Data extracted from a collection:
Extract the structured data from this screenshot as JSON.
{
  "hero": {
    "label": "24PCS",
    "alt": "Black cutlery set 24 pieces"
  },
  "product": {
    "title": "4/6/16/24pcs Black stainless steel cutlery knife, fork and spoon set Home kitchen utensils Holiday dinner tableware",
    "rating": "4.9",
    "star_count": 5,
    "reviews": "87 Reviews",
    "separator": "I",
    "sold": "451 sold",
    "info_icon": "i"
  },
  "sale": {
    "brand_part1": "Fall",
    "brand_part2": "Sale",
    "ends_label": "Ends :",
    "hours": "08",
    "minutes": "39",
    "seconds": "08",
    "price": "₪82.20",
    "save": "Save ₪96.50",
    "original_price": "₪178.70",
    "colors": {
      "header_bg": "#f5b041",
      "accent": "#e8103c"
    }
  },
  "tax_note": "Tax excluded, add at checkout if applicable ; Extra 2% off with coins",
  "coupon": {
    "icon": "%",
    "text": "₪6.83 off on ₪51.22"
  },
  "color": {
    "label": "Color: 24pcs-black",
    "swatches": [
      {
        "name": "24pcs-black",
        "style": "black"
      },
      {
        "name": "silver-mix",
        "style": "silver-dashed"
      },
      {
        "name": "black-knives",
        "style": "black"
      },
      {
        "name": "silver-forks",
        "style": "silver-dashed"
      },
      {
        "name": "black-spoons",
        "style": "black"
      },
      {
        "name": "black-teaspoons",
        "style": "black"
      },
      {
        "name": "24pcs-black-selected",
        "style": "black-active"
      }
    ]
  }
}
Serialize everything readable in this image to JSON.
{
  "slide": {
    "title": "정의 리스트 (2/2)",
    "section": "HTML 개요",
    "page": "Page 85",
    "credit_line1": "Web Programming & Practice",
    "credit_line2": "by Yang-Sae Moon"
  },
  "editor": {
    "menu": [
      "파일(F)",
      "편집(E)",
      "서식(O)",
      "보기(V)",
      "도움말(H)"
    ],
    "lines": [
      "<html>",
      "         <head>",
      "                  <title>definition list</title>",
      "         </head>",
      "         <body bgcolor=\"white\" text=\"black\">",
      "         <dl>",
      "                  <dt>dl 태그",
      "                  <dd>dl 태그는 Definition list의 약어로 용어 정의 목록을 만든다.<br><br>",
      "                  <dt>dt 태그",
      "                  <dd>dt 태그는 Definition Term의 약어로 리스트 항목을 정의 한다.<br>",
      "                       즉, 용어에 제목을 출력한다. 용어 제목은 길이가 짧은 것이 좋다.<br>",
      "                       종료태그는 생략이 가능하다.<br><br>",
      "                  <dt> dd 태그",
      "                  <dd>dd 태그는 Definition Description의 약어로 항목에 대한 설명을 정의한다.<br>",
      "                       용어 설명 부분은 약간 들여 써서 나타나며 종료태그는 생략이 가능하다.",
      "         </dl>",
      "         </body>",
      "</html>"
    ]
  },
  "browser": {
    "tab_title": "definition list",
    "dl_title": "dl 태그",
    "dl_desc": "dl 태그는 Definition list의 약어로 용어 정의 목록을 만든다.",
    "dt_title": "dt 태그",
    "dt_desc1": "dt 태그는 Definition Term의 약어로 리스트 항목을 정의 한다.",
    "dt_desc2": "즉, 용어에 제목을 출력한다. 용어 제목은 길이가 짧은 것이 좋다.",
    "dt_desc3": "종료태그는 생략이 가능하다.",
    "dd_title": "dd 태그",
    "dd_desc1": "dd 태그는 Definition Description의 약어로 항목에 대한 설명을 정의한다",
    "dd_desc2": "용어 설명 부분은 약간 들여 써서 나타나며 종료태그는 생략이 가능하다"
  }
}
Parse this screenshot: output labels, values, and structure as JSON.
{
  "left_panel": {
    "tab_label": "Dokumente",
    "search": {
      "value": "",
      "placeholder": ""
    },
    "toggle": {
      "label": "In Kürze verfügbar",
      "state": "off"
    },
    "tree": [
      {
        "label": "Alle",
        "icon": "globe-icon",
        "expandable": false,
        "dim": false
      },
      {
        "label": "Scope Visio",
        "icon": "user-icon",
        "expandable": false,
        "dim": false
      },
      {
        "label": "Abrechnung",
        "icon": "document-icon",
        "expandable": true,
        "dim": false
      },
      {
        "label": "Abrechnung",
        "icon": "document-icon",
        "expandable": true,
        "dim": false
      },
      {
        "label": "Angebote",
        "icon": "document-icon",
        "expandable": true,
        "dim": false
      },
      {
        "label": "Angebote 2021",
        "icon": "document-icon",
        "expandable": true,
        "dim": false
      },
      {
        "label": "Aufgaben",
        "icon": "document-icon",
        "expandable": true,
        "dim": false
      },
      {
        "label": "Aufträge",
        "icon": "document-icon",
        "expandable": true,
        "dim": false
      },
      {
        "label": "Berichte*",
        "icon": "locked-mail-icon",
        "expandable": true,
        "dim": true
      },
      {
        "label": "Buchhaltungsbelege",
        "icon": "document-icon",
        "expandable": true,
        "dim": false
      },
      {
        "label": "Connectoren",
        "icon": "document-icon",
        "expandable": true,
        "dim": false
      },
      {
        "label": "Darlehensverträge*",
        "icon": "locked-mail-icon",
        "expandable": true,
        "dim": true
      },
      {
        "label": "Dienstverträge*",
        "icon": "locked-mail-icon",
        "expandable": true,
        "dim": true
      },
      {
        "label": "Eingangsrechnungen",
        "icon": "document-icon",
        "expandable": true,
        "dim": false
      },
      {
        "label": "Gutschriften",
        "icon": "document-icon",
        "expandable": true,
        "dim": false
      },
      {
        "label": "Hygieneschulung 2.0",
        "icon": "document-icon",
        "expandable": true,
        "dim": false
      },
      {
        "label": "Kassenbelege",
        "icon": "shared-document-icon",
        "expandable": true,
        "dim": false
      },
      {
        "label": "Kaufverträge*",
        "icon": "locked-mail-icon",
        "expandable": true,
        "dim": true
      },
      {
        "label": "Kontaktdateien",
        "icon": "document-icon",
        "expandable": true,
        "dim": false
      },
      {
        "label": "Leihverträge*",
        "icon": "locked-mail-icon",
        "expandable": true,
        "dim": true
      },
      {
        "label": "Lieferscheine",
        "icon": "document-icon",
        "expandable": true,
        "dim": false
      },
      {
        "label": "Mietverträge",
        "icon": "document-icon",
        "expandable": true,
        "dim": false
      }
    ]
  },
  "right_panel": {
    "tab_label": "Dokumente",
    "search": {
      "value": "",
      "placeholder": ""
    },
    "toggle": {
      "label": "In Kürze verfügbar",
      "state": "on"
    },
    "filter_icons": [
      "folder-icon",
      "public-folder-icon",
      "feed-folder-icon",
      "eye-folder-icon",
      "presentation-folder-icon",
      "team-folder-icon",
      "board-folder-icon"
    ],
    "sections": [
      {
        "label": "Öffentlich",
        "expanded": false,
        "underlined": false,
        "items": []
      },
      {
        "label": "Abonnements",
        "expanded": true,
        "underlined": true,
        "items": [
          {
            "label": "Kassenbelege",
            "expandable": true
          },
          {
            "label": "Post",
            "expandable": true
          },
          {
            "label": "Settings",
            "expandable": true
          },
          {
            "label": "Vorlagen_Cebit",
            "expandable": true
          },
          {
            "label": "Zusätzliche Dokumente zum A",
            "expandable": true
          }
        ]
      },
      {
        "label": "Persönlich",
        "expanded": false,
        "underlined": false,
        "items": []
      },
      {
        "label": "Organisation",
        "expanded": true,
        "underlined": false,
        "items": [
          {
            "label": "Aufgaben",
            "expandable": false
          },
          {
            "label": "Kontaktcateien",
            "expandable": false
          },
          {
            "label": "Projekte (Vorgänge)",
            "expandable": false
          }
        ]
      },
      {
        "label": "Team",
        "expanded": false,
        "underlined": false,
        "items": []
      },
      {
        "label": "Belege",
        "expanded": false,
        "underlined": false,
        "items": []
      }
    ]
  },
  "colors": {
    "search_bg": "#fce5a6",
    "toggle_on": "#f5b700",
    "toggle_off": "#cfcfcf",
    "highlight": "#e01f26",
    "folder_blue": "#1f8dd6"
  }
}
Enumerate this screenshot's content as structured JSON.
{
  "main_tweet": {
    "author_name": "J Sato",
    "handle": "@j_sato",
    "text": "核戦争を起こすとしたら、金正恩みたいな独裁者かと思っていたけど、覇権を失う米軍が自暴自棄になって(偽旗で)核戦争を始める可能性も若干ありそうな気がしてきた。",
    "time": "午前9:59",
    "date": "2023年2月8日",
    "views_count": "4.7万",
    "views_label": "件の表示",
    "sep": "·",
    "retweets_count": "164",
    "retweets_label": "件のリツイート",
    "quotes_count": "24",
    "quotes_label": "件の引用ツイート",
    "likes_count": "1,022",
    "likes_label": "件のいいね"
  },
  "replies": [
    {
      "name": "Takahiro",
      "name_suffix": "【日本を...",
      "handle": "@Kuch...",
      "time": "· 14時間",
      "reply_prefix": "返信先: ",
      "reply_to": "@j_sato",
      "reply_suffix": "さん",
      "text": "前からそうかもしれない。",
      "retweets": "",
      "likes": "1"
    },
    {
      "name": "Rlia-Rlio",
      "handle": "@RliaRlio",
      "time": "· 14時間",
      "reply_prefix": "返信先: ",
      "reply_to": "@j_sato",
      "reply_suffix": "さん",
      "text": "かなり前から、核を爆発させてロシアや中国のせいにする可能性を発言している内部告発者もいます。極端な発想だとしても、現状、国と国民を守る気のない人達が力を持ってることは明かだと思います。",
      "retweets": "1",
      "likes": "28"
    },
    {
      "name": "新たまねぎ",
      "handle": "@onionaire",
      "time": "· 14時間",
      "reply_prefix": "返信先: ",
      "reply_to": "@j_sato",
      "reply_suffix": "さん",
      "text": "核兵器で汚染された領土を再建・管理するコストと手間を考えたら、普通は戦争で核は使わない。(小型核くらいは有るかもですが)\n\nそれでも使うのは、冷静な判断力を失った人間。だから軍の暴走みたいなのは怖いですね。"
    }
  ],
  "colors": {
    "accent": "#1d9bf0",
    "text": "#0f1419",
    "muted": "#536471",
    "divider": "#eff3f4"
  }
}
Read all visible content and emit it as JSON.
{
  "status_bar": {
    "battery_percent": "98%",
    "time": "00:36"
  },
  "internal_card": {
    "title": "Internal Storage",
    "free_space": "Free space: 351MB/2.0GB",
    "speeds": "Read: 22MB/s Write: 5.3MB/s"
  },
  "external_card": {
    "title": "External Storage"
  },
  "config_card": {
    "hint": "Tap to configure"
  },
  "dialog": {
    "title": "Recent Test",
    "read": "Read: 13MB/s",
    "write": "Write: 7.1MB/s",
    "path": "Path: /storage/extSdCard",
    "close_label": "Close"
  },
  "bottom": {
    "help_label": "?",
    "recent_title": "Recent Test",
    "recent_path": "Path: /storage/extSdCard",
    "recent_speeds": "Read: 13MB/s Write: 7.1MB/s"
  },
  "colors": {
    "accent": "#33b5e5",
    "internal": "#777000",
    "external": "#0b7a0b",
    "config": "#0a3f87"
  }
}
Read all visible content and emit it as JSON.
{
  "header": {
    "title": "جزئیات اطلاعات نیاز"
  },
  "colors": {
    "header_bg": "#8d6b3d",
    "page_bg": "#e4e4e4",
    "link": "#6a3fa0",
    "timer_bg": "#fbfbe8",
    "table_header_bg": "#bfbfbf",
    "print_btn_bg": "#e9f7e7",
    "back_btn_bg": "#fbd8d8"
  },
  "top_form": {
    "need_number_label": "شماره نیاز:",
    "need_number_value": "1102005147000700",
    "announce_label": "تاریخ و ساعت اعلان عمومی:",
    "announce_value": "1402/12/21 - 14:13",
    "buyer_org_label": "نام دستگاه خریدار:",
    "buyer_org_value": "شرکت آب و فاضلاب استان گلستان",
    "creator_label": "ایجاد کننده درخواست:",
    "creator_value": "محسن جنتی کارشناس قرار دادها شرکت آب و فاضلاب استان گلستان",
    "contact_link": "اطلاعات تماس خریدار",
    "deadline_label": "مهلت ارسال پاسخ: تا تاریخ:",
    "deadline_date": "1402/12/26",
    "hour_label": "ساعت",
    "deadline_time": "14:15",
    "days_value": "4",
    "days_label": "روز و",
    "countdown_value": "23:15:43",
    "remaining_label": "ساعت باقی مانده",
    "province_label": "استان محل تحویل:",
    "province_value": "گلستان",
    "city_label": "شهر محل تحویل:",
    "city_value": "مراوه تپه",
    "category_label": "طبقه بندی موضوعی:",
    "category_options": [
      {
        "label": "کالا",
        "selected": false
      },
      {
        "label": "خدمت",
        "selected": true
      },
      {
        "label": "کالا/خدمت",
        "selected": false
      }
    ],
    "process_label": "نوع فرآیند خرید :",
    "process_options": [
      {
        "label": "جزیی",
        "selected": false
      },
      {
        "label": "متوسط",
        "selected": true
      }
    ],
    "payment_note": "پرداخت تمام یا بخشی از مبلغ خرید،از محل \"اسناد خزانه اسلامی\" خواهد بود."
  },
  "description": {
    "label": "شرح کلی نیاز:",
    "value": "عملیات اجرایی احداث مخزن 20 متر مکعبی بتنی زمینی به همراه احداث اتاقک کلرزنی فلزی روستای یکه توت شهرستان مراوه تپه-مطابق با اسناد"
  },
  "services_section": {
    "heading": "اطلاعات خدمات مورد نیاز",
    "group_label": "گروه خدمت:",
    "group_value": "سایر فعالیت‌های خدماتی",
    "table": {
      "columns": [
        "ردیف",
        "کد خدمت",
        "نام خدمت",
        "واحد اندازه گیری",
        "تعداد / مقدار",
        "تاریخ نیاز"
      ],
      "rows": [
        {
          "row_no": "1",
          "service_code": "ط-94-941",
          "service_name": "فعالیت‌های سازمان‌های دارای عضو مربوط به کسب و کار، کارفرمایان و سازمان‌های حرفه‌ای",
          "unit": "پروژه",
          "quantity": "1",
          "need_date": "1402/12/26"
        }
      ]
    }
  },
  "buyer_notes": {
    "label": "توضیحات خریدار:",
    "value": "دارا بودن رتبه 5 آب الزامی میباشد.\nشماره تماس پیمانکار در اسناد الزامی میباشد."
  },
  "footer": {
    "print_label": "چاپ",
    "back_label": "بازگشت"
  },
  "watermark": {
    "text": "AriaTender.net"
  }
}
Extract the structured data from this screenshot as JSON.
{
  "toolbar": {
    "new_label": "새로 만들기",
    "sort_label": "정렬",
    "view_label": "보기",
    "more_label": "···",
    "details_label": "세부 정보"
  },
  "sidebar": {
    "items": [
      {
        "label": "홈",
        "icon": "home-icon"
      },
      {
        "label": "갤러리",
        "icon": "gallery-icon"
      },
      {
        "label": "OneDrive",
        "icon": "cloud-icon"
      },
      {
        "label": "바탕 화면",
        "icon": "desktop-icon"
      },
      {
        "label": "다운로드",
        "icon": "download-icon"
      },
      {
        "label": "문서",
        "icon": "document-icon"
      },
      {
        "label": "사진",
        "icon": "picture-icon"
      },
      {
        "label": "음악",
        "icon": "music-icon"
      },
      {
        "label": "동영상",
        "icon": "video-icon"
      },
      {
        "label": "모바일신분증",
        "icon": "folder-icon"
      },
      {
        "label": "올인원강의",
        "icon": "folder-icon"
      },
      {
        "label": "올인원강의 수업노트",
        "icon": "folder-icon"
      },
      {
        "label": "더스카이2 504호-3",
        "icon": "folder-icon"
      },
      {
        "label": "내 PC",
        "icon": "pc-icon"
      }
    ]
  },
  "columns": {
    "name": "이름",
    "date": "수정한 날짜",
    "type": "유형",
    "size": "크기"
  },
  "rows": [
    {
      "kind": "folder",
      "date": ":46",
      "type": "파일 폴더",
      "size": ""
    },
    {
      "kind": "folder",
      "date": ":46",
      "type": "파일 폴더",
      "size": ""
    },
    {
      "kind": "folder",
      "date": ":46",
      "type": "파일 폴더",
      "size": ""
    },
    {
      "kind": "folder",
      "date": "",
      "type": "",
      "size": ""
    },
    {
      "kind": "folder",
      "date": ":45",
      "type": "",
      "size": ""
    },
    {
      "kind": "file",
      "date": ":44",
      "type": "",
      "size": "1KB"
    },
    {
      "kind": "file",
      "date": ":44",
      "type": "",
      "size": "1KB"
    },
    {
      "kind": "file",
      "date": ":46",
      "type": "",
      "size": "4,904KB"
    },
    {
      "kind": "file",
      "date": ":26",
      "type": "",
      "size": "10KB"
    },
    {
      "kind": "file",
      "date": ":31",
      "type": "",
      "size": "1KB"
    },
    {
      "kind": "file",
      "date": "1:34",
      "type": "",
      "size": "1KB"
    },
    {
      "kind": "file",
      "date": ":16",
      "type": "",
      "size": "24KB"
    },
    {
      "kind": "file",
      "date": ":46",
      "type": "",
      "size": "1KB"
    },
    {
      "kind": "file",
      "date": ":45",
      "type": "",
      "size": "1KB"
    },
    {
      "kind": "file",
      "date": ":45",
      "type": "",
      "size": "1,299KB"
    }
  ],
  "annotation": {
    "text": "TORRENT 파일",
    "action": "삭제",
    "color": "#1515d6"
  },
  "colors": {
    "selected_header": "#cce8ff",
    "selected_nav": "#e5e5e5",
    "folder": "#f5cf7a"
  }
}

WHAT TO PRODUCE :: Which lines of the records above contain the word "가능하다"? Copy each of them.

ANSWER ::
      "                       종료태그는 생략이 가능하다.<br><br>",
      "                       용어 설명 부분은 약간 들여 써서 나타나며 종료태그는 생략이 가능하다.",
    "dt_desc3": "종료태그는 생략이 가능하다.",
    "dd_desc2": "용어 설명 부분은 약간 들여 써서 나타나며 종료태그는 생략이 가능하다"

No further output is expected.